Theoretical computer scientists have been talking about double blind peer review, and it’s an interesting discussion. The current incarnation of this discussion started when Rasmus Pagh and Suresh Venkatasubramanian used a double blind refereeing process for submissions to the ALENEX18 … Continue reading
The arXiv, Curated
The arXiv: a mathematician’s favorite preprint server and semiproductive procrastination enabler. Don’t get a morning newspaper? You can enjoy your breakfast over the arXiv submissions for your favorite area of math. Stuck on that lemma? Might as well surf on … Continue reading
Some Stories of Journals Behaving Badly
Hoax papers have a long and timehonored history. Ten years ago a group of students from MIT wrote a program that randomly generated totally nonsensical computer science papers. One of their bogus papers was accepted by a conference and it … Continue reading
Happy Birthday, Dear arXiv

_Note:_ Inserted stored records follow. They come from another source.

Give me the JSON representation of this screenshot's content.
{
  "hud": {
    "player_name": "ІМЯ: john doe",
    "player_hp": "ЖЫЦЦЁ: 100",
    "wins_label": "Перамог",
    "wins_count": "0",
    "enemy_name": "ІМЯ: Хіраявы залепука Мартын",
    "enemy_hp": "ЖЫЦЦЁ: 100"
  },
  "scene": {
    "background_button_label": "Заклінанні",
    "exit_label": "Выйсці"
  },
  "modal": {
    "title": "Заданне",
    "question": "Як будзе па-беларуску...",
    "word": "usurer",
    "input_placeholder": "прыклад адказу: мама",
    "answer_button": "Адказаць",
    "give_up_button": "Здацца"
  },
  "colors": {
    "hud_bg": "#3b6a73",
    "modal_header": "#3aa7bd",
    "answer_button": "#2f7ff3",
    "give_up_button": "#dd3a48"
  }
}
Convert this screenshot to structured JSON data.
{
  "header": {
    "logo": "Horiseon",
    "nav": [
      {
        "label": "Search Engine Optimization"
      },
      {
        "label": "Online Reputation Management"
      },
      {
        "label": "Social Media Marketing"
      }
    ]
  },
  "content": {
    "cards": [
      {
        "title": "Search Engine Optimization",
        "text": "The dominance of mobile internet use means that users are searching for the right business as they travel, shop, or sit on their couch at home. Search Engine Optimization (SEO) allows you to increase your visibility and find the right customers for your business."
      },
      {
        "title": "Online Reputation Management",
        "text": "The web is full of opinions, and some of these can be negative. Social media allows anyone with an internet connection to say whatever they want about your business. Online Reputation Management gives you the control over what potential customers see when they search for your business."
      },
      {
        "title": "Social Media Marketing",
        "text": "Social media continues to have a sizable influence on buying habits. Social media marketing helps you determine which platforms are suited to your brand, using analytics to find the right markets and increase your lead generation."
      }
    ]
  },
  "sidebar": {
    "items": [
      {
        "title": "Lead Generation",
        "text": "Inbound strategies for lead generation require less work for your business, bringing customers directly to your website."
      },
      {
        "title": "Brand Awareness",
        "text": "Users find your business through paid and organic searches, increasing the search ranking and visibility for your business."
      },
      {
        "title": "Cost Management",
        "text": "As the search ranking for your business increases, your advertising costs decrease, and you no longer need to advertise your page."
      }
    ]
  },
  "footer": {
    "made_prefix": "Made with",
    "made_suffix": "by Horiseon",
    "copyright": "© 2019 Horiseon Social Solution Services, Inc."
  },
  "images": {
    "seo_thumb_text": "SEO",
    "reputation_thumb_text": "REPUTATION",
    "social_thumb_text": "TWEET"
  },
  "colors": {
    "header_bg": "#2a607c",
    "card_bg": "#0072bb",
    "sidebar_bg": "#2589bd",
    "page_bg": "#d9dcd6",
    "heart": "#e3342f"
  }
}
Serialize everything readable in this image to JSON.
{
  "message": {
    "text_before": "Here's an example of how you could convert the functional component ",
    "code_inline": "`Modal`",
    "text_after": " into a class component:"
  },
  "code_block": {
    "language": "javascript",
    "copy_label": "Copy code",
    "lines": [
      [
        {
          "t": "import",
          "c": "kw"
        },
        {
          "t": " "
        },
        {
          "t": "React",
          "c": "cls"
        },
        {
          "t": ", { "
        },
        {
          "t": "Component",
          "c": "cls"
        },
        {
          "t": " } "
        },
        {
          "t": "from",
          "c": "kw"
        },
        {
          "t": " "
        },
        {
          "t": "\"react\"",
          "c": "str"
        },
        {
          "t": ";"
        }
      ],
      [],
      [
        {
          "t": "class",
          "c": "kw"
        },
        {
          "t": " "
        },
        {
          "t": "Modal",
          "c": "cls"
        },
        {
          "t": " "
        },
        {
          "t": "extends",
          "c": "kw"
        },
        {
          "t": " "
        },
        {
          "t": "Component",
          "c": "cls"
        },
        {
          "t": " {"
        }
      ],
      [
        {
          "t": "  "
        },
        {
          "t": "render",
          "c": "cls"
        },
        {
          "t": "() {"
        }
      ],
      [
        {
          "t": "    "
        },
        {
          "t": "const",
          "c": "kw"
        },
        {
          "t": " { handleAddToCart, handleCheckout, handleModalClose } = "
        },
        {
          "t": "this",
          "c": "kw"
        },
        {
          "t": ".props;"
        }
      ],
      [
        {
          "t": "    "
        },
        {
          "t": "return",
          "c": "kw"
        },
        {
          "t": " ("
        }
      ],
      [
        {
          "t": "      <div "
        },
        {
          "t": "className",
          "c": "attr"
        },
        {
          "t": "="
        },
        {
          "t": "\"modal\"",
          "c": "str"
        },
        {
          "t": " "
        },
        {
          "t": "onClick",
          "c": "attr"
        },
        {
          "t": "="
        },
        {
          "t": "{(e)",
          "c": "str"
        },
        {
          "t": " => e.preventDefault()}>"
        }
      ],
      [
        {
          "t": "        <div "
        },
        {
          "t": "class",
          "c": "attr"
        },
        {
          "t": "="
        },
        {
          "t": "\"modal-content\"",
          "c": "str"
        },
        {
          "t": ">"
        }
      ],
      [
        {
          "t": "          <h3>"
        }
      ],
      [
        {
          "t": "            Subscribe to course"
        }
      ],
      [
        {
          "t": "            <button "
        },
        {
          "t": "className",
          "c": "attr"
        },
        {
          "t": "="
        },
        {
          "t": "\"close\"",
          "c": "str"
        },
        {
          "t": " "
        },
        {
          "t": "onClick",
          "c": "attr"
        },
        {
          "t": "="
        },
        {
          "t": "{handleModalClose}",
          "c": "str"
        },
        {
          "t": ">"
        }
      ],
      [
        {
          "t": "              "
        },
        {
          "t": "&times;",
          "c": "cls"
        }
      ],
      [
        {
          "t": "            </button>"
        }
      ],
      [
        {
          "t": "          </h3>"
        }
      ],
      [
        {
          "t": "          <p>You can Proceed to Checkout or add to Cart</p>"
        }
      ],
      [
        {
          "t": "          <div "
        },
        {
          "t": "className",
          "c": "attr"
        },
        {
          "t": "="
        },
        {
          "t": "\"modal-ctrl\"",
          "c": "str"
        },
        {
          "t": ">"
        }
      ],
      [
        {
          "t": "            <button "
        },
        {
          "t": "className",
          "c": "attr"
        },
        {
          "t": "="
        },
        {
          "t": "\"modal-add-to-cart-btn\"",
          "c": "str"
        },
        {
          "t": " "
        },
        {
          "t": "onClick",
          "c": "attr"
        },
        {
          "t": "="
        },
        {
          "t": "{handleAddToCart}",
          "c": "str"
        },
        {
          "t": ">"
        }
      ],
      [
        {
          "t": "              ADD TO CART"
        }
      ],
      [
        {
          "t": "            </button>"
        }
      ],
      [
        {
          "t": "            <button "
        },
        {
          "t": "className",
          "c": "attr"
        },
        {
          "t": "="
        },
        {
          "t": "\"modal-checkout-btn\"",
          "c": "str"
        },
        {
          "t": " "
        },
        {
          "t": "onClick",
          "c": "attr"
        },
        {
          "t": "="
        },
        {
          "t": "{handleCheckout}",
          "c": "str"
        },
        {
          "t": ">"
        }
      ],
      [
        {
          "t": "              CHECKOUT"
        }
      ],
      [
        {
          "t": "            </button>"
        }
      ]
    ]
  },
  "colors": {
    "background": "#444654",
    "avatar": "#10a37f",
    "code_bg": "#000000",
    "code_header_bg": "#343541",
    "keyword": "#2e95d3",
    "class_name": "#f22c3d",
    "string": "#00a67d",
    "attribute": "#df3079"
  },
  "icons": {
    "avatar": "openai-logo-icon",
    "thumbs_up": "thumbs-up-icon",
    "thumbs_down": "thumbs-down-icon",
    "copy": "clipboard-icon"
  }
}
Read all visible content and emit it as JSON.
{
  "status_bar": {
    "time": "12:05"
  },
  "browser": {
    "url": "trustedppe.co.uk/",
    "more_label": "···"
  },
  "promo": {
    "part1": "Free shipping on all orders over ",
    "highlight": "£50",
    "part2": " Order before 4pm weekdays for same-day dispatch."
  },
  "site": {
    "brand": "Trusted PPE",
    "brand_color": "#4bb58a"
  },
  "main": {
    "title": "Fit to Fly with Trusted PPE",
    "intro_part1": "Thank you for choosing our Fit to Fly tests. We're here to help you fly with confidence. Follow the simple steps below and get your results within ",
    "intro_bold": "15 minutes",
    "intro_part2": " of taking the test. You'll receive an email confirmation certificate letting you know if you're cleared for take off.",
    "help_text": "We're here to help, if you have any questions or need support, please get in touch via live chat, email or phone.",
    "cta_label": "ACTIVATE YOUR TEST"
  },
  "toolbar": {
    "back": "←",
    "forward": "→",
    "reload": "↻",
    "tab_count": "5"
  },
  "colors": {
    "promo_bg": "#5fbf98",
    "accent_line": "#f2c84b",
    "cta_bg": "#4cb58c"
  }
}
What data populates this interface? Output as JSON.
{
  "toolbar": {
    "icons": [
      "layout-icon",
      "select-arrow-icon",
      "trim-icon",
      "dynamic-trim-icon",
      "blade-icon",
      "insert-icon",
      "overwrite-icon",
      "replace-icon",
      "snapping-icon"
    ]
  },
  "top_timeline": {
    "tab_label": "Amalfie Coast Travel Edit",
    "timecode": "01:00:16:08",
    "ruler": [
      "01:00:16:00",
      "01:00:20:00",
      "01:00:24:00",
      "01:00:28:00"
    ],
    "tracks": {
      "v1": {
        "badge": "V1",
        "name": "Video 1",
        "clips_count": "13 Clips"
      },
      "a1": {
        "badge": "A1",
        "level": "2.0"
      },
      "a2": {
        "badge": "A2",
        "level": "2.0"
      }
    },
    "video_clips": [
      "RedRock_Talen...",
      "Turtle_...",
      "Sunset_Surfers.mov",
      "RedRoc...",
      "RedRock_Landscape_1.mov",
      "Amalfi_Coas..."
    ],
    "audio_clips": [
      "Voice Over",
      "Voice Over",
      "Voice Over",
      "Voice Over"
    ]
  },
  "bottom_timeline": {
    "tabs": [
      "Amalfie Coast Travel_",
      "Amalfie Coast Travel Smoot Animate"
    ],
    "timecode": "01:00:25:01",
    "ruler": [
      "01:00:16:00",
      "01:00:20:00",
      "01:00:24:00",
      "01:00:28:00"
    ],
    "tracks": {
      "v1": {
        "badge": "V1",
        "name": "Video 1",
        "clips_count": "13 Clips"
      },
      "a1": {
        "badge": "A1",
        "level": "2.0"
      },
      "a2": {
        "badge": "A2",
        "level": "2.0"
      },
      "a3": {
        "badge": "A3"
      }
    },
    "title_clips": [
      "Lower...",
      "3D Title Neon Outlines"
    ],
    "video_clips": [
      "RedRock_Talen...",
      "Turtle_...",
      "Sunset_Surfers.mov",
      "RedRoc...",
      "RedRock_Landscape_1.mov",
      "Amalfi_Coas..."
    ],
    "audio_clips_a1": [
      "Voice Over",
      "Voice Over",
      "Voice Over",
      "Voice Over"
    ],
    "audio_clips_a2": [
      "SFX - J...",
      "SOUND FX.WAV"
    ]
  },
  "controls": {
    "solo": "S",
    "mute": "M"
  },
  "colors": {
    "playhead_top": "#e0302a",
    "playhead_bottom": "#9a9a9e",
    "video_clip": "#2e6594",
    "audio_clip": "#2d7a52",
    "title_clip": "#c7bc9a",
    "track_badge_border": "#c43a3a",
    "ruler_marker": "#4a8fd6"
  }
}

On August 14, the beloved preprint server arXiv.org turned 25. For many mathematicians, including me, it’s almost impossible to imagine doing or reading research without it or the over a million papers it lovingly collects and stores for us. Physicist … Continue reading